Jay Lund: I just want to say something along the lines of what our two commenters have made. Education is a very important part of modeling. It's probably the most important part of modeling, not only educating the stakeholders and the decision-makers and the modelers because it's all mutual. And engaging them. At some point, we have to keep the legitimacy of the technical enterprise as broad-based as we can in order for our work to be effective. And I'm as guilty as any modeler of just wanting to geek out and have fun with the problem.
But the real effectiveness of this kind of enterprise is when people trust you, and they only trust you if you talk with them. So we do have to have some way of making this kind of collaboratory have at least an ancillary function of engaging with people that don't know what they're talking about technically.

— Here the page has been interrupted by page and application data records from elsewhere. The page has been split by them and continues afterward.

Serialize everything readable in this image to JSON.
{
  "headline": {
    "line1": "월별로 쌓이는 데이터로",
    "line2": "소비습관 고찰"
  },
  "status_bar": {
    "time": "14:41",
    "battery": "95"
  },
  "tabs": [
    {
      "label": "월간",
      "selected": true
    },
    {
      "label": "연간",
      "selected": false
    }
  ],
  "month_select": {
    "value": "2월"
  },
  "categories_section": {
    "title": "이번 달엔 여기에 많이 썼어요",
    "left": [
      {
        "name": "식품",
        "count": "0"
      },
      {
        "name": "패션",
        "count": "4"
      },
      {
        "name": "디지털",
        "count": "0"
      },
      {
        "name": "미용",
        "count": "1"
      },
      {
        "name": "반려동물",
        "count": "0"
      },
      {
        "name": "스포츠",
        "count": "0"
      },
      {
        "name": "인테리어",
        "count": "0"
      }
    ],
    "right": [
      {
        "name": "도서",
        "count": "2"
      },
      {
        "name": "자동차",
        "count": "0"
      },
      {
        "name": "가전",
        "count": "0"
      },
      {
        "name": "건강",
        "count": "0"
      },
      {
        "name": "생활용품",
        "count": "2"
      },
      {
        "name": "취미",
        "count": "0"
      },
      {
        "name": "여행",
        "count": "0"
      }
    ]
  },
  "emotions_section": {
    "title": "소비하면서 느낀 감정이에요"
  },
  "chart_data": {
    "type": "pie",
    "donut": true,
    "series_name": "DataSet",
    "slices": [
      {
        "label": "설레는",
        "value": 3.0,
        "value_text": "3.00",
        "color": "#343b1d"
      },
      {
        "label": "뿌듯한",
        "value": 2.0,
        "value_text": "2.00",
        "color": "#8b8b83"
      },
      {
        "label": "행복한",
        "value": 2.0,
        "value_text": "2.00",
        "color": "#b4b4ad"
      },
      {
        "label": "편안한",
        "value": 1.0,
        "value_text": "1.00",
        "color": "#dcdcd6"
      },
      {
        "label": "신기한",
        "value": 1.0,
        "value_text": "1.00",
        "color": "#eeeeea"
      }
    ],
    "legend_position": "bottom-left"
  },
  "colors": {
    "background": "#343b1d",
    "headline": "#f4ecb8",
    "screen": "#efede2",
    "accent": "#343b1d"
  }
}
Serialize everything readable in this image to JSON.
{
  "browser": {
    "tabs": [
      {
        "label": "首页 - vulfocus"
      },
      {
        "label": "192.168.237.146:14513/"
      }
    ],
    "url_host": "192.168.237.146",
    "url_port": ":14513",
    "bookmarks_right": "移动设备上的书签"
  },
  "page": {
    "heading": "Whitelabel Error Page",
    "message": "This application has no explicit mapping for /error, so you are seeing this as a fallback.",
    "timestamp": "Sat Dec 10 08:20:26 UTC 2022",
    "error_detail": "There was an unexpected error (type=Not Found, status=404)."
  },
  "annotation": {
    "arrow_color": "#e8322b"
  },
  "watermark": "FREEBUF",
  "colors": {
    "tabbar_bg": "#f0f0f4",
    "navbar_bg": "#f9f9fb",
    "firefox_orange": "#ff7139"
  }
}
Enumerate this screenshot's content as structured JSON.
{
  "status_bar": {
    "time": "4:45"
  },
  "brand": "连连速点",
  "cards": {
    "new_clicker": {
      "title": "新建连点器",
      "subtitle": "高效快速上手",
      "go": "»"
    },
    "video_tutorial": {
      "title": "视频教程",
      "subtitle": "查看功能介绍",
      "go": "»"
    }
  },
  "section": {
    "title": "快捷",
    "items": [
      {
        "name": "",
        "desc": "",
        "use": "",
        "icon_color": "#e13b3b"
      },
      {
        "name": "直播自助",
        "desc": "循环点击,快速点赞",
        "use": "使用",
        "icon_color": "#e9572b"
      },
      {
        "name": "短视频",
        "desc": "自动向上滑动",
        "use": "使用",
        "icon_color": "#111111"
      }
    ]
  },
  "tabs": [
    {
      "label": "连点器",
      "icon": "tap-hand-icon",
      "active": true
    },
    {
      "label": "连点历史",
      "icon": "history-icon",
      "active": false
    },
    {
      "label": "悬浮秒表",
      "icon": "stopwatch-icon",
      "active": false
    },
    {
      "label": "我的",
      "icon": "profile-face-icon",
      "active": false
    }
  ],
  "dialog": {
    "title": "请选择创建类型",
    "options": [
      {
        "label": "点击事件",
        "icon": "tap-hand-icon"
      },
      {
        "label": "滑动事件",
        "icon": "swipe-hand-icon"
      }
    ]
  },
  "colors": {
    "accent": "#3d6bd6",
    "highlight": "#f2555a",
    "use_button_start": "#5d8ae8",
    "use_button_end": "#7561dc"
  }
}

But they're real people, and they're taxpayers, and they're voters. And they are responsible for some of the important functions, or they see themselves as responsible for some of the important functions that we're trying to model. And so this is a, you know, sort of a sociological conundrum that we face as individuals and as a group. So I think it's important for us to engage with them.
And one benefit of engaging with them productively is that they will ask better questions, just like we want to do modeling so that the decision-makers will ask better questions. That's probably the most important thing we should be doing -- helping them ask better questions. And the same applies to all of the stakeholders and the folks that I think would like to engage with us, but we have to figure out ways to engage with them without too many equations.
Professor of Civil and Environmental Engineering, UC Davis